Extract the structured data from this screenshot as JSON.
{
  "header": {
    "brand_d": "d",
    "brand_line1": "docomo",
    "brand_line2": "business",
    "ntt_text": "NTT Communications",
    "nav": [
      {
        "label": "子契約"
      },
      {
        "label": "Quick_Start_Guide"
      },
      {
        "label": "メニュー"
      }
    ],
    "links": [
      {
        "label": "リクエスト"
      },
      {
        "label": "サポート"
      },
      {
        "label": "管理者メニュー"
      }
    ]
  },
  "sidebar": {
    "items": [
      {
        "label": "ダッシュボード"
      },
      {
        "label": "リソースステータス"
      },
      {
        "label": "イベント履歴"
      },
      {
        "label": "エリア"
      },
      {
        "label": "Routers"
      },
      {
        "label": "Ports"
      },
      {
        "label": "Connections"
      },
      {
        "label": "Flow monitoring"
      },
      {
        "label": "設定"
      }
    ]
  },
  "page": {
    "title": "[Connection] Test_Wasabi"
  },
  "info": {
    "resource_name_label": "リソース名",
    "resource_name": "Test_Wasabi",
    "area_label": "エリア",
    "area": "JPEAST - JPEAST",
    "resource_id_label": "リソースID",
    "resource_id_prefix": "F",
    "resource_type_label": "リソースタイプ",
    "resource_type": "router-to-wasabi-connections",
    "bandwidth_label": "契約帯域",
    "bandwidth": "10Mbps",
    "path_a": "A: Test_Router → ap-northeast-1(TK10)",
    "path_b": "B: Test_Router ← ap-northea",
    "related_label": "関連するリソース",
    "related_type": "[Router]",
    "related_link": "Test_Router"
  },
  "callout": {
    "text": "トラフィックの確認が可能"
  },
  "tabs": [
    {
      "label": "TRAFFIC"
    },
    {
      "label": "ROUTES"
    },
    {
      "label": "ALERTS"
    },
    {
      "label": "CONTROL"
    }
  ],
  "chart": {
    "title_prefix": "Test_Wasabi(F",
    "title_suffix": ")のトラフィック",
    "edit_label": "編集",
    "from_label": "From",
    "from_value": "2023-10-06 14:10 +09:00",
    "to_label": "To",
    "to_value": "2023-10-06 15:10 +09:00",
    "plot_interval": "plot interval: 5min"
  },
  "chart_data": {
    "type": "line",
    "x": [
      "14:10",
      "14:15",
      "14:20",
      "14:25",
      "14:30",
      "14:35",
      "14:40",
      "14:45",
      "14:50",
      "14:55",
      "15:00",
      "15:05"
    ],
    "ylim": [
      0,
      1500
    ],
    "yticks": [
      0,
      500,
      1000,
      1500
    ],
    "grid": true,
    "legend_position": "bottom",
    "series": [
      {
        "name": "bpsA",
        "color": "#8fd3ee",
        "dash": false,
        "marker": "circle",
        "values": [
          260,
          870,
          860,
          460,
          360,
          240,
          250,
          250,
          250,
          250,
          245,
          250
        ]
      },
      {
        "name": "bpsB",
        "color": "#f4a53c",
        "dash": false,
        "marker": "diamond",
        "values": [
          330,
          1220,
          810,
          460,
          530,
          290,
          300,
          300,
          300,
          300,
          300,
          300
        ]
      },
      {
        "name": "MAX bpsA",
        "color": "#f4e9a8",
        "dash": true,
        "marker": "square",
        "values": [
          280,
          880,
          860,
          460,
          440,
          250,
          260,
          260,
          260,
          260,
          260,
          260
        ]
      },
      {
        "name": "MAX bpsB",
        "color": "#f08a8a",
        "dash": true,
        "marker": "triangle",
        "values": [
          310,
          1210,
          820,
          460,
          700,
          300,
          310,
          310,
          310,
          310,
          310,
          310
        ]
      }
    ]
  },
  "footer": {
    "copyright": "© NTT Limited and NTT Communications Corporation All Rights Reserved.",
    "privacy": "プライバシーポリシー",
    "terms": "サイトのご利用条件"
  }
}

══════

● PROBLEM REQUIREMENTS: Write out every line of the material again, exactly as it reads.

● YOUR SOLUTION:
Extract the structured data from this screenshot as JSON.
{
  "header": {
    "brand_d": "d",
    "brand_line1": "docomo",
    "brand_line2": "business",
    "ntt_text": "NTT Communications",
    "nav": [
      {
        "label": "子契約"
      },
      {
        "label": "Quick_Start_Guide"
      },
      {
        "label": "メニュー"
      }
    ],
    "links": [
      {
        "label": "リクエスト"
      },
      {
        "label": "サポート"
      },
      {
        "label": "管理者メニュー"
      }
    ]
  },
  "sidebar": {
    "items": [
      {
        "label": "ダッシュボード"
      },
      {
        "label": "リソースステータス"
      },
      {
        "label": "イベント履歴"
      },
      {
        "label": "エリア"
      },
      {
        "label": "Routers"
      },
      {
        "label": "Ports"
      },
      {
        "label": "Connections"
      },
      {
        "label": "Flow monitoring"
      },
      {
        "label": "設定"
      }
    ]
  },
  "page": {
    "title": "[Connection] Test_Wasabi"
  },
  "info": {
    "resource_name_label": "リソース名",
    "resource_name": "Test_Wasabi",
    "area_label": "エリア",
    "area": "JPEAST - JPEAST",
    "resource_id_label": "リソースID",
    "resource_id_prefix": "F",
    "resource_type_label": "リソースタイプ",
    "resource_type": "router-to-wasabi-connections",
    "bandwidth_label": "契約帯域",
    "bandwidth": "10Mbps",
    "path_a": "A: Test_Router → ap-northeast-1(TK10)",
    "path_b": "B: Test_Router ← ap-northea",
    "related_label": "関連するリソース",
    "related_type": "[Router]",
    "related_link": "Test_Router"
  },
  "callout": {
    "text": "トラフィックの確認が可能"
  },
  "tabs": [
    {
      "label": "TRAFFIC"
    },
    {
      "label": "ROUTES"
    },
    {
      "label": "ALERTS"
    },
    {
      "label": "CONTROL"
    }
  ],
  "chart": {
    "title_prefix": "Test_Wasabi(F",
    "title_suffix": ")のトラフィック",
    "edit_label": "編集",
    "from_label": "From",
    "from_value": "2023-10-06 14:10 +09:00",
    "to_label": "To",
    "to_value": "2023-10-06 15:10 +09:00",
    "plot_interval": "plot interval: 5min"
  },
  "chart_data": {
    "type": "line",
    "x": [
      "14:10",
      "14:15",
      "14:20",
      "14:25",
      "14:30",
      "14:35",
      "14:40",
      "14:45",
      "14:50",
      "14:55",
      "15:00",
      "15:05"
    ],
    "ylim": [
      0,
      1500
    ],
    "yticks": [
      0,
      500,
      1000,
      1500
    ],
    "grid": true,
    "legend_position": "bottom",
    "series": [
      {
        "name": "bpsA",
        "color": "#8fd3ee",
        "dash": false,
        "marker": "circle",
        "values": [
          260,
          870,
          860,
          460,
          360,
          240,
          250,
          250,
          250,
          250,
          245,
          250
        ]
      },
      {
        "name": "bpsB",
        "color": "#f4a53c",
        "dash": false,
        "marker": "diamond",
        "values": [
          330,
          1220,
          810,
          460,
          530,
          290,
          300,
          300,
          300,
          300,
          300,
          300
        ]
      },
      {
        "name": "MAX bpsA",
        "color": "#f4e9a8",
        "dash": true,
        "marker": "square",
        "values": [
          280,
          880,
          860,
          460,
          440,
          250,
          260,
          260,
          260,
          260,
          260,
          260
        ]
      },
      {
        "name": "MAX bpsB",
        "color": "#f08a8a",
        "dash": true,
        "marker": "triangle",
        "values": [
          310,
          1210,
          820,
          460,
          700,
          300,
          310,
          310,
          310,
          310,
          310,
          310
        ]
      }
    ]
  },
  "footer": {
    "copyright": "© NTT Limited and NTT Communications Corporation All Rights Reserved.",
    "privacy": "プライバシーポリシー",
    "terms": "サイトのご利用条件"
  }
}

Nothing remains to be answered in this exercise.